Legal representation at in-house/internal employer disciplinary enquiries has been much debated due to the uncertainty as to whether an accused employee has the right to legal representation or not at such enquiries.
Employers have always adopted the position that because it is an internal process, external or legal representation is not permissible or allowed. Therefore, accused employees are normally not permitted to have an attorney representing them at internal disciplinary enquiries. An accused employee normally, in terns of the employer’s disciplinary procedure, has the right, among others, to be represented by a co-worker (colleague) or a shop steward. In both instances the representative must be an employee of the employer.
This position of employers have come under scrutiny in recent times and have raised the question whether it is fair of employers to refuse an accused employee external legal representation.
The courts have stated that simply to say ‘No’ to an employee’s request for legal representation, can amount to the entire process being unfair. At the very least, it has been stated that the chairperson has to consider a request for legal representation. However, this does not necessarily mean that an employer cannot refuse it?
Legal representation can be refused in the following situations:
- When the charges against the employee are simple and easy to understand (when the complexity level of the case is low).
- When the employer can prove the charges by leading straightforward evidence through what the employer’s witnesses have to say and through documents.
- When, during the course of the hearing, it would not be necessary to deal with legal issues (low complexity level).
- When the charges are not that serious and will only result in a written warning if the employee is found guilty (when the consequences of an adverse finding would not be serious).

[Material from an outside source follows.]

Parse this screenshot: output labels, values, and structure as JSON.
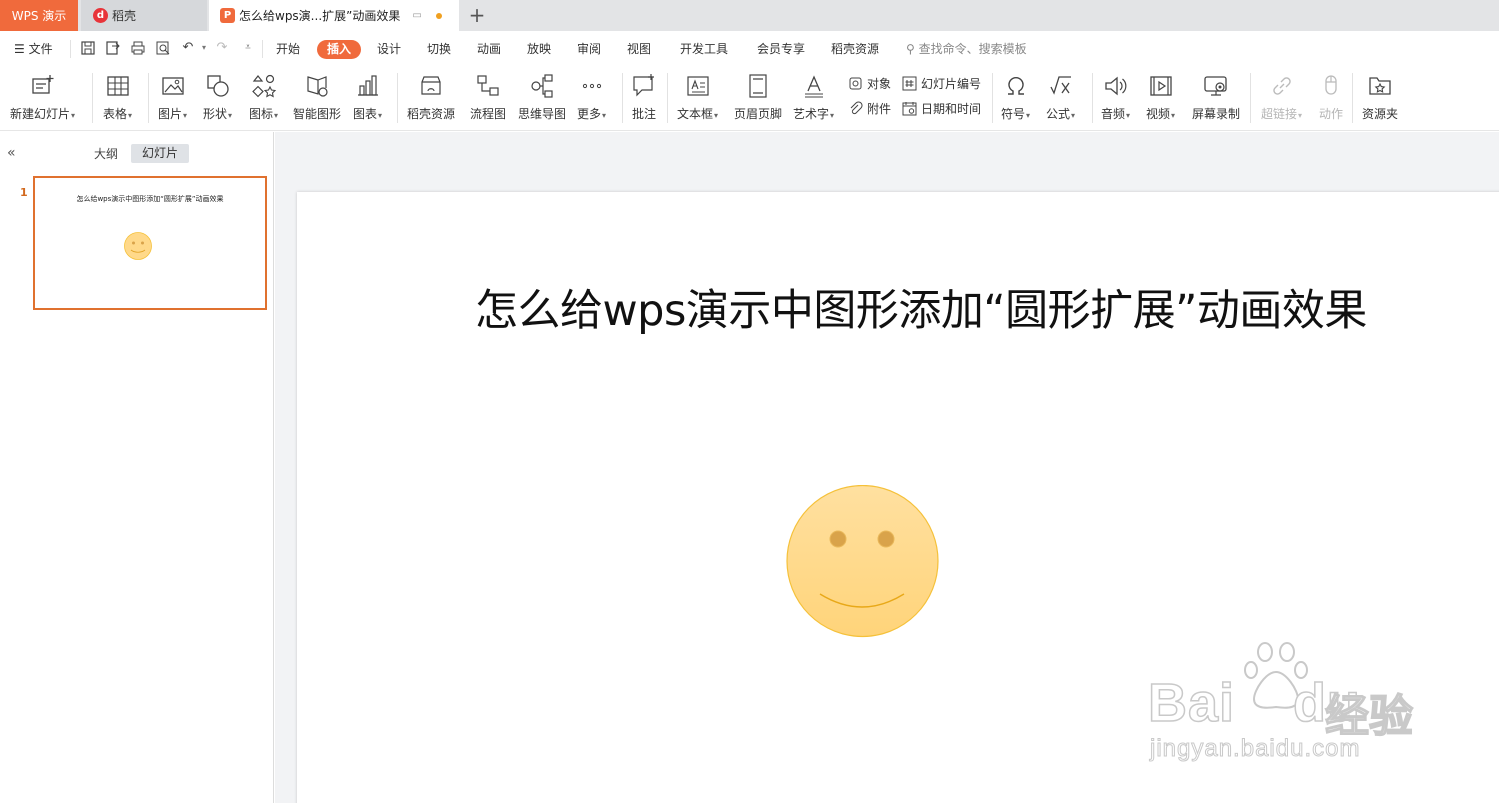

- When the employee will not suffer or be at no disadvantage if he is not legally represented. This could be because of the fact that the managers dealing with the case are not legally trained themselves (when there would be significant prejudice to the employer if legal representation for the employee would be allowed).
- When the employee’s ability (or his internal representative’s ability) to deal with the case is comparable to that of the employer.
- When the employee being disciplined is the only person who will be impacted from the hearing.
This means that when an accused employee requests outside legal representation prior to the disciplinary enquiry, the employer must consider the request against the above-mentioned situations. It is advisable that the employer seeks legal advice before declining the request.
The accused employee could request legal representation at the disciplinary enquiry before commencement of the proceedings. The chairperson would then have to make a decision whether to permit legal representation after assessing the employee’s request against the above-mentioned situations. If the chairperson declines the employee’s request, he would have to give reasons for his decision.
- An employee’s request for legal representation can no longer be dismissed out of hand. While such requests must not always be granted, they must be given very careful consideration.
- This in turn means that employers will need to ensure that their chairpersons (presiding officers) are highly skilled in chairing disciplinary hearings. This is so as to be able to make the right judgement as to whether to allow legal representation or not and also to be able to deal with the legal challenges posed by attorneys and advocates at disciplinary hearings.
- Managers must be thoroughly trained in disciplinary process and the employer must use genuine labour law experts to chair and/or prosecute hearings.
- MEC: Department of Finance, Economic Affairs and Tourism: Northern Province vs Schoon Godwilly Mahumani (Case number 478/03 SCA)
- Molope vs Mbha (2005, 3 BLLR 267)